The majority of those protesting against the neo-Nazi rally in Charlottesville did so peacefully, The Daily Telegraph reports.
"But photos and videos from Saturday's riot do show people dressed in black, their faces covered, engaging the neo-Nazis in violent confrontation," the paper adds.
USA Today, however, claims those demonstrating against the far right in Charlottesville were more closely linked to the "antifa" or "anti-fascist" movement than the so-called alt-left.
The antifa's roots date back to the early 20th century when "militant leftists battled fascists in the street of Germany, Italy and Spain," The Atlantic reports.
Whether Trump is right or not may be a moot point.

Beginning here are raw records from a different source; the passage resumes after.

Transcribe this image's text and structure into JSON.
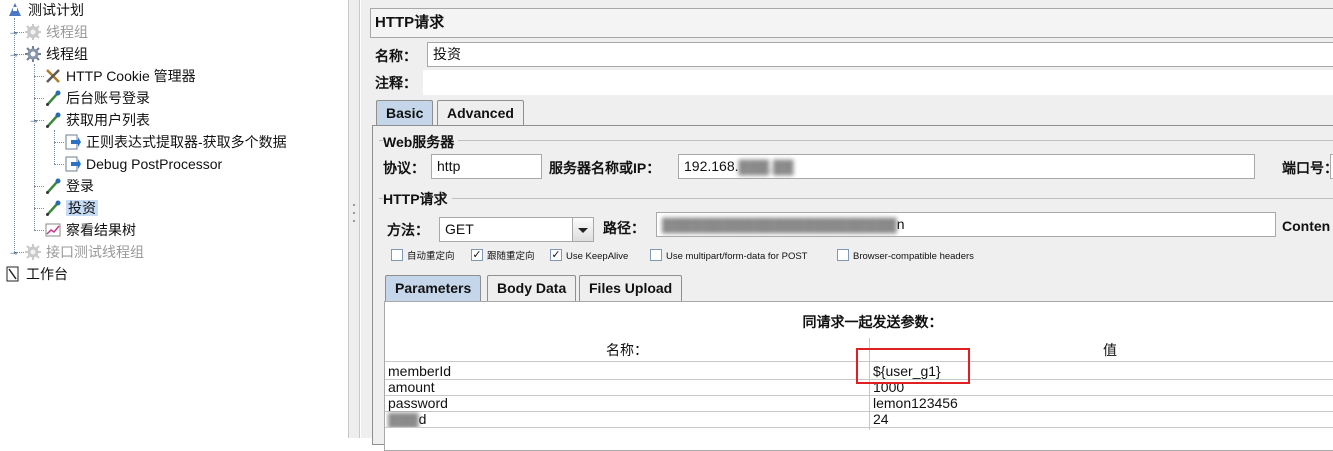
{
  "tree": {
    "items": [
      {
        "label": "测试计划",
        "icon": "test-plan-icon",
        "enabled": true
      },
      {
        "label": "线程组",
        "icon": "thread-group-gear-icon",
        "enabled": false
      },
      {
        "label": "线程组",
        "icon": "thread-group-gear-icon",
        "enabled": true
      },
      {
        "label": "HTTP Cookie 管理器",
        "icon": "config-tools-icon",
        "enabled": true
      },
      {
        "label": "后台账号登录",
        "icon": "sampler-pipette-icon",
        "enabled": true
      },
      {
        "label": "获取用户列表",
        "icon": "sampler-pipette-icon",
        "enabled": true
      },
      {
        "label": "正则表达式提取器-获取多个数据",
        "icon": "post-processor-arrow-icon",
        "enabled": true
      },
      {
        "label": "Debug PostProcessor",
        "icon": "post-processor-arrow-icon",
        "enabled": true
      },
      {
        "label": "登录",
        "icon": "sampler-pipette-icon",
        "enabled": true
      },
      {
        "label": "投资",
        "icon": "sampler-pipette-icon",
        "enabled": true,
        "selected": true
      },
      {
        "label": "察看结果树",
        "icon": "listener-chart-icon",
        "enabled": true
      },
      {
        "label": "接口测试线程组",
        "icon": "thread-group-gear-icon",
        "enabled": false
      },
      {
        "label": "工作台",
        "icon": "workbench-icon",
        "enabled": true
      }
    ]
  },
  "panel": {
    "title": "HTTP请求",
    "name_label": "名称：",
    "name_value": "投资",
    "comment_label": "注释：",
    "tabs": [
      "Basic",
      "Advanced"
    ],
    "web_server": {
      "group_title": "Web服务器",
      "protocol_label": "协议：",
      "protocol_value": "http",
      "server_label": "服务器名称或IP：",
      "server_value": "192.168.",
      "port_label": "端口号："
    },
    "http_request": {
      "group_title": "HTTP请求",
      "method_label": "方法：",
      "method_value": "GET",
      "path_label": "路径：",
      "path_value_tail": "n",
      "content_label": "Conten"
    },
    "checkboxes": [
      {
        "label": "自动重定向",
        "checked": false
      },
      {
        "label": "跟随重定向",
        "checked": true
      },
      {
        "label": "Use KeepAlive",
        "checked": true
      },
      {
        "label": "Use multipart/form-data for POST",
        "checked": false
      },
      {
        "label": "Browser-compatible headers",
        "checked": false
      }
    ],
    "param_tabs": [
      "Parameters",
      "Body Data",
      "Files Upload"
    ],
    "params": {
      "caption": "同请求一起发送参数：",
      "col_name": "名称：",
      "col_value": "值",
      "rows": [
        {
          "name": "memberId",
          "value": "${user_g1}"
        },
        {
          "name": "amount",
          "value": "1000"
        },
        {
          "name": "password",
          "value": "lemon123456"
        },
        {
          "name": "d",
          "value": "24"
        }
      ]
    }
  },
  "colors": {
    "selected_tab": "#c5d6ea",
    "highlight_box": "#e02020",
    "tree_selection": "#c6dbf5"
  }
}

Business Insider's outlook on his statement is bleak.
"In invoking the alt-left, Trump branded those fighting racism and anti-Semitism as equivalent to those perpetrating them," it writes. "And by using the phrase, he delighted white nationalists by bringing their terminology to the mainstream."
Charlottesville: Trump under fire after far-right killing
Donald Trump has been criticised for failing to condemn white supremacist violence which left one person dead and 19 others injured.
Far-right demonstrators carrying flaming torches and screaming racial epithets clashed with counter-protesters in Charlottesville, Virginia, on Saturday, before a car was deliberately driven into the crowd, killing a woman.
The BBC reports that neo-Nazis and Ku Klux Klan members punched and kicked counter-protestors, while pepper spray, "used by both sides, fill[ed] the air".
The unrest erupted in response to plans to remove a statue of Robert E Lee, the Confederate civil war general.
It presented Trump with his first "domestic crisis" says Reuters, "with many on both left and right criticizing him for waiting too long to address it and then, when he did so, failing to explicitly condemn the white-supremacist marchers who ignited the melee".
His wife Melania tweeted a response to the violence almost immediately, but it took the President another 40 minutes to issue a statement from his golf course in New Jersey. He condemned "hatred, bigotry and violence" on "many sides", a phrase he repeated many times.
Both the timing and wording of his remarks drew criticism not just from Democrats but also from many in his party.
Republican senator Cory Gardner of Colorado tweeted: "Mr President – we must call evil by its name. These were white supremacists and this was domestic terrorism."
Senator Orrin Hatch of Utah said: "We should call evil by its name. My brother didn't give his life fighting Hitler for Nazi ideas to go unchallenged here at home."
The views were echoed by senior Democrats, including the party's leader in the Senate, Chuck Schumer, who said in a statement: "The march and rally in Charlottesville goes against everything the American flag stands for." He called on President Trump to "condemn this in the strongest terms immediately".
Former presidential candidate Bernie Sanders described the violence as a "provocative effort by Neo-Nazis to foment racism and hatred and create violence".
"Picking a 'worst' from Donald Trump's statement isn't easy," says CNN's editor-at-large Chris Cillizza, "but, the emphasis of 'on many sides' - Trump repeated that phrase twice - is, I think, the low ebb. It's hard to hard to imagine a less presidential statement in a time in which the country looks to its elected leader to stand up against intolerance and hatred."
David Duke - the former head of the Ku Klux Klan who endorsed Trump's candidacy in 2016 - called on the President to go further. "I would recommend you take a good look in the mirror and remember it was White Americans who put you in the presidency, not radical leftists," he said.
The violence is the latest clash between the far-right and their opponents since Trump took office six months ago. In July, about two dozen people were arrested in Charlottesville when the Ku Klux Klan rallied against the plan to remove the Lee statue.
The BBC reports that four people have been arrested in connection to Saturday's violence, including a 20-year-old man believed to have been the driver of the vehicle. The FBI has opened a civil rights investigation into the incident.